Couturier kicks off with a preview night from 4-8 p.m., Oct. 24 with a $10 donation at the door. There is a VIP preview from 1-4 p.m. that day where you can shop all of the designer items before anyone else. All VIP tickets must be purchased in advance and are $50. To purchase tickets, go to www.ncjwstl.org.  

Couturier opens to the public on Friday, Oct. 25 from 10 a.m.-6 p.m. and Saturday, Oct. 26 from 10 a.m.-5 p.m. On Monday and Tuesday, Oct. 28-29, what merchandise remains from the sale will be 25 percent off.

U. City strong

I am involved in a nonprofit racial equity project called Before Ferguson Beyond Ferguson founded by Dick Weiss, a former colleague from the Post-Dispatch who once served on the Jewish Light Board of Trustees. Dick enlisted a team of journalists, myself included, to highlight the challenges that St. Louis families of color have faced over generations in getting a quality education and securing their purchase of the American Dream. By focusing on individual families —portraying the everyday-ness of their lives in the 1920s, the 1930s, right up to the present day—we hope to inspire citizens to advocate for progress and reform.

On Sunday, I wrote a story that appeared in the Post about Judy Gladney, 67, who was among the first African Americans to integrate University City schools in the mid-1960s. The story was timed to coincide with Judy’s 50th high school reunion this weekend, which she at first wasn’t planning to attend. But the prospect of the reunion caused her to reflect on the role she and her late ex-husband, Eric Vickers, who graduated from U. City High in 1970, had played in the life of this unique community.

Both Judy and Erica, who was an attorney and civil rights activist, championed U. City as adults and parents. They bought a home close to where Judy grew up and sent their children, Erica and Aaron, to the U. City public schools. The couple later divorced and Eric died of pancreatic cancer in 2018.

In spending many hours interviewing Judy, one thing that she points to as singularly positive and eye opening was going to school with so many Jewish students. 

She moved to U. City in 1965, in time to start ninth grade at Hanley Junior High. Her older brother and sister had attended Beaumont High in the city, and Judy wanted to go there, too. All three kids had gone to Ashland Elementary School in the city, which was predominantly white when Judy started first grade there. In fact, she was the only black child in the first grade.

But by the time she finished eighth grade at Ashland, there was only one white boy in her class. 

“Coming to U. City the biggest change was being around all these Jewish people,” she told me. “I had gone to school with white kids but they weren’t Jewish.
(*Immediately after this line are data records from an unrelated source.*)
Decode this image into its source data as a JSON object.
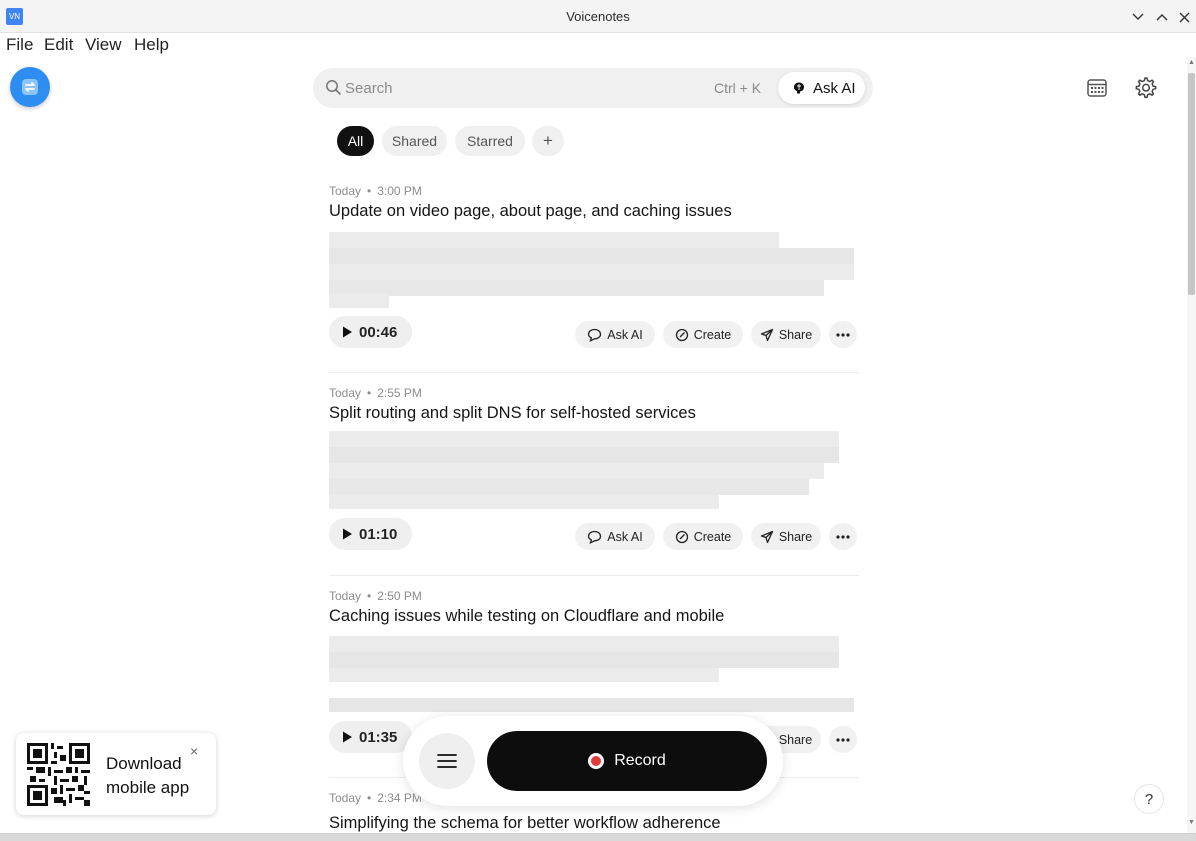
{
  "window": {
    "title": "Voicenotes",
    "app_icon_text": "VN"
  },
  "menu": [
    "File",
    "Edit",
    "View",
    "Help"
  ],
  "search": {
    "placeholder": "Search",
    "shortcut": "Ctrl + K",
    "ask_ai_label": "Ask AI"
  },
  "filters": [
    {
      "label": "All",
      "active": true
    },
    {
      "label": "Shared",
      "active": false
    },
    {
      "label": "Starred",
      "active": false
    },
    {
      "label": "+",
      "active": false
    }
  ],
  "notes": [
    {
      "day": "Today",
      "time": "3:00 PM",
      "title": "Update on video page, about page, and caching issues",
      "duration": "00:46"
    },
    {
      "day": "Today",
      "time": "2:55 PM",
      "title": "Split routing and split DNS for self-hosted services",
      "duration": "01:10"
    },
    {
      "day": "Today",
      "time": "2:50 PM",
      "title": "Caching issues while testing on Cloudflare and mobile",
      "duration": "01:35"
    },
    {
      "day": "Today",
      "time": "2:34 PM",
      "title": "Simplifying the schema for better workflow adherence",
      "duration": ""
    }
  ],
  "note_actions": {
    "ask_ai": "Ask AI",
    "create": "Create",
    "share": "Share"
  },
  "qr_card": {
    "line1": "Download",
    "line2": "mobile app",
    "close": "×"
  },
  "record": {
    "label": "Record"
  },
  "help": {
    "label": "?"
  },
  "colors": {
    "accent": "#2e8df0",
    "record_dot": "#e23b3b",
    "record_bg": "#0d0d0d"
  }
}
I felt a kinship because Jews and African Americans are both minorities and have stood together in the civil rights movement.”

Judy has a lot more to say that I think would be of particular interest to many of you, especially U. City High alums. I invite you to join Judy and me, along with Dick Weiss, Judy’s daughter Erica Vickers Cage, U. City School District Superintendent Sharonica Hardin-Bartley, Sylvester Brown Jr. and others at a free forum from 6 to 7:30 p.m. Friday, Oct. 11 at the University City Library.

News and Schmooze is a weekly column by Editor Ellen Futterman. Email Ellen at: efutterman@thejewishlight.com